[Element data from apps and pages]
★ ★ ★ ★ ★ ★ ★

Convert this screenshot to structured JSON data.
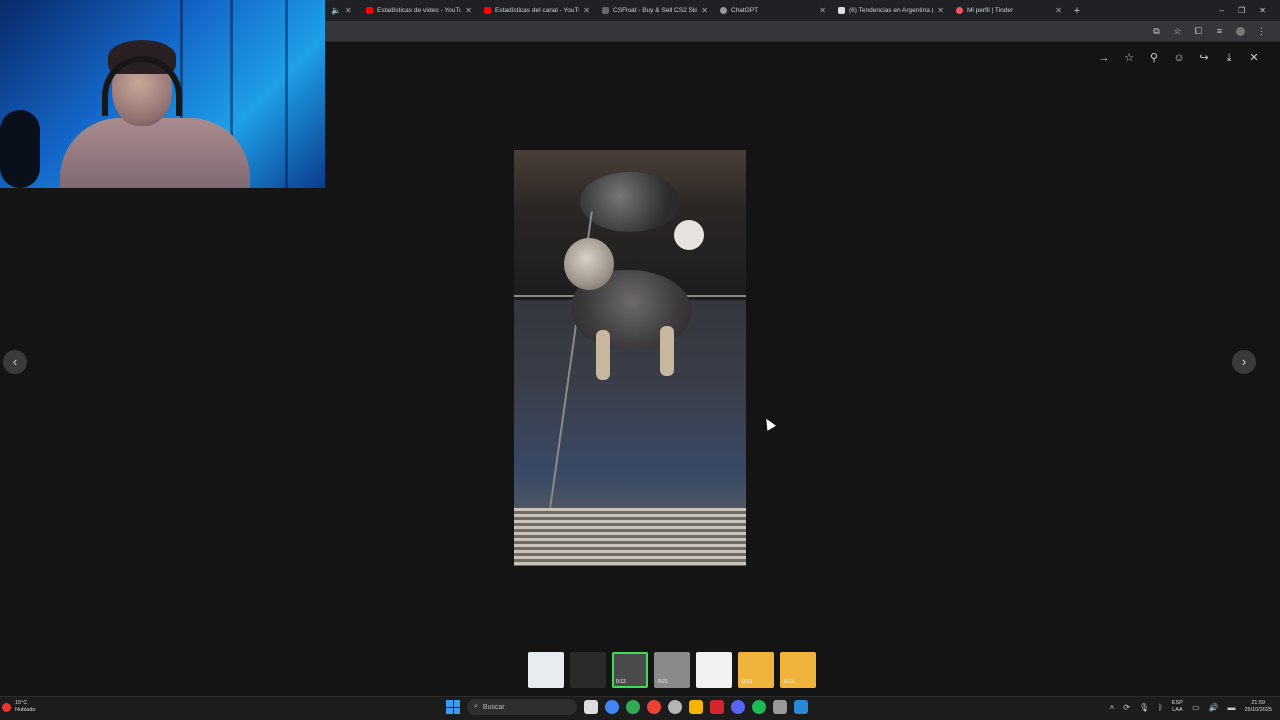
{
  "browser": {
    "tabs": [
      {
        "label": "",
        "favicon_color": "#888888"
      },
      {
        "label": "Estadísticas de vídeo - YouTub",
        "favicon_color": "#ff0000"
      },
      {
        "label": "Estadísticas del canal - YouTub",
        "favicon_color": "#ff0000"
      },
      {
        "label": "CSFloat - Buy & Sell CS2 Skins",
        "favicon_color": "#666666"
      },
      {
        "label": "ChatGPT",
        "favicon_color": "#999999"
      },
      {
        "label": "(6) Tendencias en Argentina (E",
        "favicon_color": "#dddddd"
      },
      {
        "label": "Mi perfil | Tinder",
        "favicon_color": "#fd5068"
      }
    ],
    "new_tab": "+",
    "window_controls": {
      "minimize": "–",
      "maximize": "❐",
      "close": "✕"
    }
  },
  "viewer": {
    "actions": [
      {
        "name": "forward-icon",
        "glyph": "→"
      },
      {
        "name": "star-icon",
        "glyph": "☆"
      },
      {
        "name": "pin-icon",
        "glyph": "⚲"
      },
      {
        "name": "emoji-icon",
        "glyph": "☺"
      },
      {
        "name": "share-icon",
        "glyph": "↪"
      },
      {
        "name": "download-icon",
        "glyph": "⤓"
      },
      {
        "name": "close-icon",
        "glyph": "✕"
      }
    ],
    "prev": "‹",
    "next": "›"
  },
  "thumbnails": [
    {
      "color": "#e9ecef",
      "duration": ""
    },
    {
      "color": "#2a2a2a",
      "duration": ""
    },
    {
      "color": "#4a4a4a",
      "duration": "0:12",
      "active": true
    },
    {
      "color": "#8a8a8a",
      "duration": "0:21"
    },
    {
      "color": "#f1f1f1",
      "duration": ""
    },
    {
      "color": "#f0b43c",
      "duration": "0:23"
    },
    {
      "color": "#f0b43c",
      "duration": "0:13"
    }
  ],
  "taskbar": {
    "weather_temp": "15°C",
    "weather_cond": "Nublado",
    "search_placeholder": "Buscar",
    "apps": [
      "#dddddd",
      "#4285f4",
      "#34a853",
      "#ea4335",
      "#b6b6b6",
      "#f4b400",
      "#d3262c",
      "#5865f2",
      "#1db954",
      "#999999",
      "#2b88d8"
    ],
    "lang_1": "ESP",
    "lang_2": "LAA",
    "time": "21:59",
    "date": "25/10/2025"
  }
}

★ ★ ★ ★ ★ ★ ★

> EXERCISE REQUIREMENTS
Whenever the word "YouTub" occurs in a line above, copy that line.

> COMPLETED TASK
        "label": "Estadísticas de vídeo - YouTub",
        "label": "Estadísticas del canal - YouTub",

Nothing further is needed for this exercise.